**REQUIREMENT**
Give the number of lines below that contain the string "ехал", and no other text.

---- DATA

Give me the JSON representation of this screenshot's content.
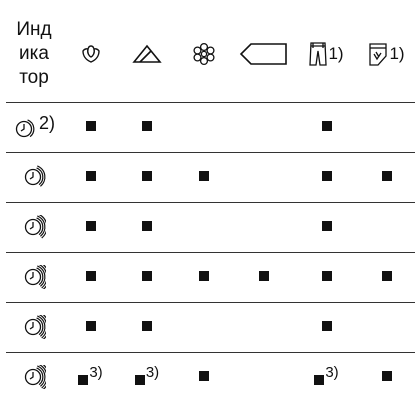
{
  "header": {
    "indicator_line1": "Инд",
    "indicator_line2": "ика",
    "indicator_line3": "тор",
    "columns": [
      {
        "icon": "cotton-flower-icon",
        "note": ""
      },
      {
        "icon": "synthetics-triangle-icon",
        "note": ""
      },
      {
        "icon": "delicates-flower-icon",
        "note": ""
      },
      {
        "icon": "wool-label-icon",
        "note": ""
      },
      {
        "icon": "jeans-icon",
        "note": "1)"
      },
      {
        "icon": "shirt-icon",
        "note": "1)"
      }
    ]
  },
  "rows": [
    {
      "icon": "time-indicator-1-icon",
      "note": "2)",
      "marks": [
        true,
        true,
        false,
        false,
        true,
        false
      ],
      "mark_notes": [
        "",
        "",
        "",
        "",
        "",
        ""
      ]
    },
    {
      "icon": "time-indicator-2-icon",
      "note": "",
      "marks": [
        true,
        true,
        true,
        false,
        true,
        true
      ],
      "mark_notes": [
        "",
        "",
        "",
        "",
        "",
        ""
      ]
    },
    {
      "icon": "time-indicator-3-icon",
      "note": "",
      "marks": [
        true,
        true,
        false,
        false,
        true,
        false
      ],
      "mark_notes": [
        "",
        "",
        "",
        "",
        "",
        ""
      ]
    },
    {
      "icon": "time-indicator-4-icon",
      "note": "",
      "marks": [
        true,
        true,
        true,
        true,
        true,
        true
      ],
      "mark_notes": [
        "",
        "",
        "",
        "",
        "",
        ""
      ]
    },
    {
      "icon": "time-indicator-5-icon",
      "note": "",
      "marks": [
        true,
        true,
        false,
        false,
        true,
        false
      ],
      "mark_notes": [
        "",
        "",
        "",
        "",
        "",
        ""
      ]
    },
    {
      "icon": "time-indicator-6-icon",
      "note": "",
      "marks": [
        true,
        true,
        true,
        false,
        true,
        true
      ],
      "mark_notes": [
        "3)",
        "3)",
        "",
        "",
        "3)",
        ""
      ]
    }
  ]
}
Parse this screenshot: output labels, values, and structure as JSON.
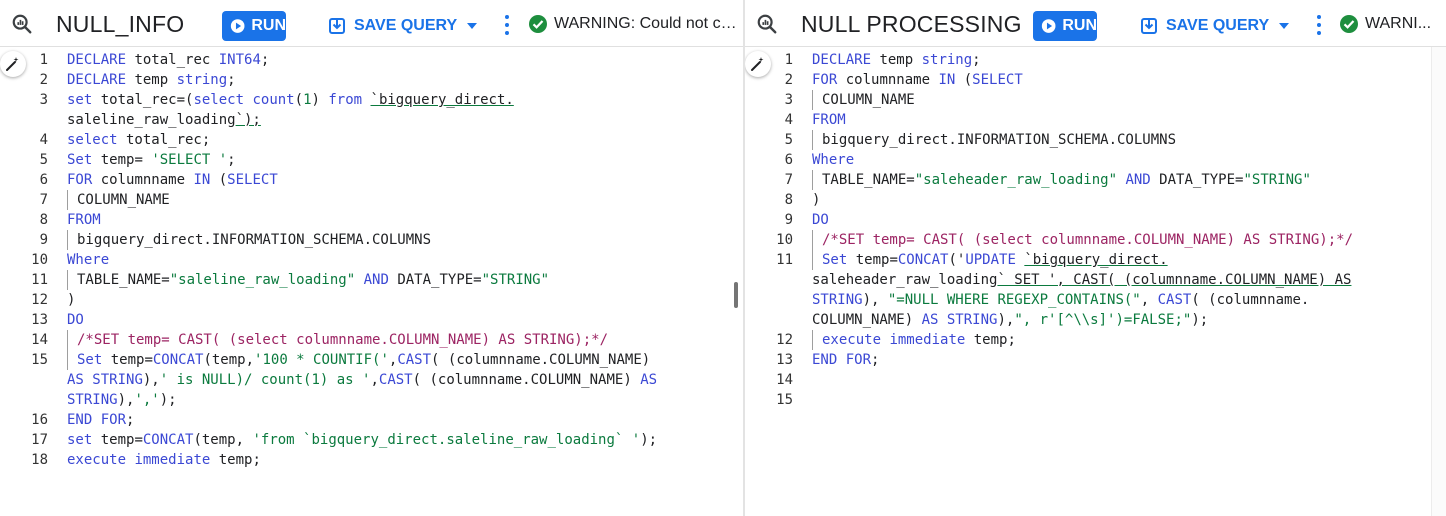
{
  "left": {
    "title": "NULL_INFO",
    "run_label": "RUN",
    "save_label": "SAVE QUERY",
    "status_text": "WARNING: Could not co...",
    "line_numbers": [
      "1",
      "2",
      "3",
      "4",
      "5",
      "6",
      "7",
      "8",
      "9",
      "10",
      "11",
      "12",
      "13",
      "14",
      "15",
      "16",
      "17",
      "18"
    ],
    "code": [
      "DECLARE total_rec INT64;",
      "DECLARE temp string;",
      "set total_rec=(select count(1) from `bigquery_direct.",
      "saleline_raw_loading`);",
      "select total_rec;",
      "Set temp= 'SELECT ';",
      "FOR columnname IN (SELECT",
      "COLUMN_NAME",
      "FROM",
      "bigquery_direct.INFORMATION_SCHEMA.COLUMNS",
      "Where",
      "TABLE_NAME=\"saleline_raw_loading\" AND DATA_TYPE=\"STRING\"",
      ")",
      "DO",
      "/*SET temp= CAST( (select columnname.COLUMN_NAME) AS STRING);*/",
      "Set temp=CONCAT(temp,'100 * COUNTIF(',CAST( (columnname.COLUMN_NAME)",
      "AS STRING),' is NULL)/ count(1) as ',CAST( (columnname.COLUMN_NAME) AS",
      "STRING),',');",
      "END FOR;",
      "set temp=CONCAT(temp, 'from `bigquery_direct.saleline_raw_loading` ');",
      "execute immediate temp;"
    ]
  },
  "right": {
    "title": "NULL PROCESSING",
    "run_label": "RUN",
    "save_label": "SAVE QUERY",
    "status_text": "WARNI...",
    "line_numbers": [
      "1",
      "2",
      "3",
      "4",
      "5",
      "6",
      "7",
      "8",
      "9",
      "10",
      "11",
      "12",
      "13",
      "14",
      "15"
    ],
    "code": [
      "DECLARE temp string;",
      "FOR columnname IN (SELECT",
      "COLUMN_NAME",
      "FROM",
      "bigquery_direct.INFORMATION_SCHEMA.COLUMNS",
      "Where",
      "TABLE_NAME=\"saleheader_raw_loading\" AND DATA_TYPE=\"STRING\"",
      ")",
      "DO",
      "/*SET temp= CAST( (select columnname.COLUMN_NAME) AS STRING);*/",
      "Set temp=CONCAT('UPDATE `bigquery_direct.",
      "saleheader_raw_loading` SET ', CAST( (columnname.COLUMN_NAME) AS",
      "STRING), \"=NULL WHERE REGEXP_CONTAINS(\", CAST( (columnname.",
      "COLUMN_NAME) AS STRING),\", r'[^\\\\s]')=FALSE;\");",
      "execute immediate temp;",
      "END FOR;"
    ]
  },
  "colors": {
    "accent": "#1a73e8",
    "keyword": "#3b48d4",
    "string": "#0b7a3e",
    "comment": "#9c2463",
    "status_ok": "#1e8e3e"
  },
  "icons": {
    "query": "query-icon",
    "run": "play-circle-icon",
    "save": "save-icon",
    "menu": "more-vert-icon",
    "status": "check-circle-icon",
    "format": "magic-wand-icon"
  }
}
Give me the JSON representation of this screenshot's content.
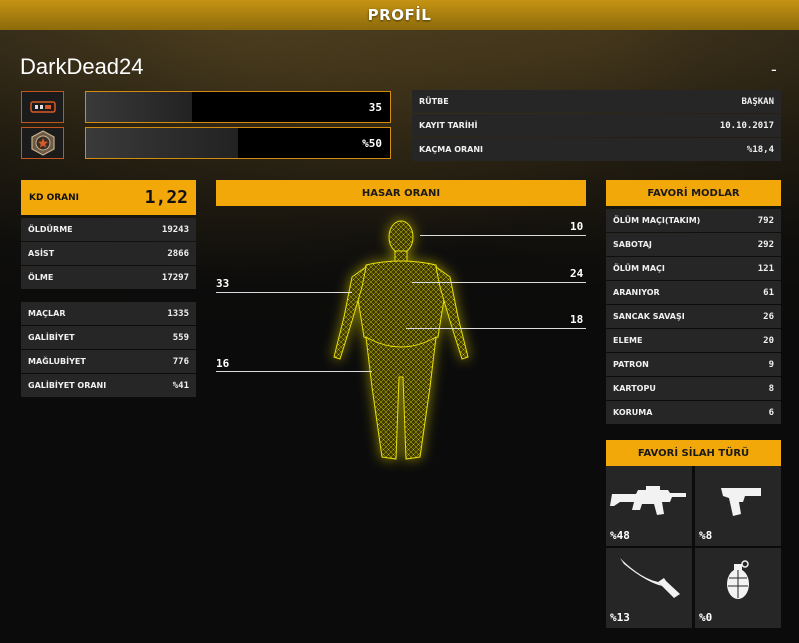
{
  "header": {
    "title": "PROFİL"
  },
  "profile": {
    "username": "DarkDead24",
    "dash": "-"
  },
  "progress": [
    {
      "icon": "ammo-rank-icon",
      "value": "35",
      "fill": 0.35
    },
    {
      "icon": "star-rank-badge-icon",
      "value": "%50",
      "fill": 0.5
    }
  ],
  "info": [
    {
      "label": "RÜTBE",
      "value": "BAŞKAN"
    },
    {
      "label": "KAYIT TARİHİ",
      "value": "10.10.2017"
    },
    {
      "label": "KAÇMA ORANI",
      "value": "%18,4"
    }
  ],
  "kd": {
    "label": "KD ORANI",
    "value": "1,22"
  },
  "combat": [
    {
      "label": "ÖLDÜRME",
      "value": "19243"
    },
    {
      "label": "ASİST",
      "value": "2866"
    },
    {
      "label": "ÖLME",
      "value": "17297"
    }
  ],
  "matches": [
    {
      "label": "MAÇLAR",
      "value": "1335"
    },
    {
      "label": "GALİBİYET",
      "value": "559"
    },
    {
      "label": "MAĞLUBİYET",
      "value": "776"
    },
    {
      "label": "GALİBİYET ORANI",
      "value": "%41"
    }
  ],
  "damage": {
    "title": "HASAR ORANI",
    "head": "10",
    "chest": "24",
    "stomach": "18",
    "arms": "33",
    "legs": "16"
  },
  "modes": {
    "title": "FAVORİ MODLAR",
    "items": [
      {
        "label": "ÖLÜM MAÇI(TAKIM)",
        "value": "792"
      },
      {
        "label": "SABOTAJ",
        "value": "292"
      },
      {
        "label": "ÖLÜM MAÇI",
        "value": "121"
      },
      {
        "label": "ARANIYOR",
        "value": "61"
      },
      {
        "label": "SANCAK SAVAŞI",
        "value": "26"
      },
      {
        "label": "ELEME",
        "value": "20"
      },
      {
        "label": "PATRON",
        "value": "9"
      },
      {
        "label": "KARTOPU",
        "value": "8"
      },
      {
        "label": "KORUMA",
        "value": "6"
      }
    ]
  },
  "weapons": {
    "title": "FAVORİ SİLAH TÜRÜ",
    "items": [
      {
        "icon": "assault-rifle-icon",
        "pct": "%48"
      },
      {
        "icon": "pistol-icon",
        "pct": "%8"
      },
      {
        "icon": "knife-icon",
        "pct": "%13"
      },
      {
        "icon": "grenade-icon",
        "pct": "%0"
      }
    ]
  },
  "colors": {
    "accent": "#f3a80a",
    "panel": "#262626",
    "border": "#d38b10"
  }
}
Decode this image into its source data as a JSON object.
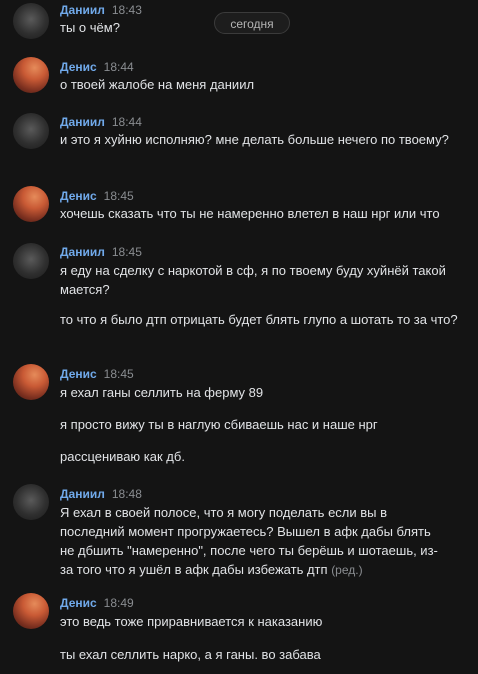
{
  "date_divider": "сегодня",
  "messages": [
    {
      "author": "Даниил",
      "time": "18:43",
      "lines": [
        "ты о чём?"
      ]
    },
    {
      "author": "Денис",
      "time": "18:44",
      "lines": [
        "о твоей жалобе на меня даниил"
      ]
    },
    {
      "author": "Даниил",
      "time": "18:44",
      "lines": [
        "и это я хуйню исполняю? мне делать больше нечего по твоему?"
      ]
    },
    {
      "author": "Денис",
      "time": "18:45",
      "lines": [
        "хочешь сказать что ты не намеренно влетел в наш нрг или что"
      ]
    },
    {
      "author": "Даниил",
      "time": "18:45",
      "lines": [
        "я еду на сделку с наркотой в сф, я по твоему буду хуйнёй такой мается?",
        "то что я было дтп отрицать будет блять глупо а шотать то за что?"
      ]
    },
    {
      "author": "Денис",
      "time": "18:45",
      "lines": [
        "я ехал ганы селлить на ферму 89",
        "я просто вижу ты в наглую сбиваешь нас и наше нрг",
        "рассцениваю как дб."
      ]
    },
    {
      "author": "Даниил",
      "time": "18:48",
      "lines": [
        "Я ехал в своей полосе, что я могу поделать если вы в последний момент прогружаетесь? Вышел в афк дабы блять не дбшить \"намеренно\", после чего ты берёшь и шотаешь, из-за того что я ушёл в афк дабы избежать дтп"
      ],
      "edited": "(ред.)"
    },
    {
      "author": "Денис",
      "time": "18:49",
      "lines": [
        "это ведь тоже приравнивается к наказанию",
        "ты ехал селлить нарко, а я ганы. во забава"
      ]
    }
  ]
}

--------

**RESPONSE TO THE EXERCISE**
3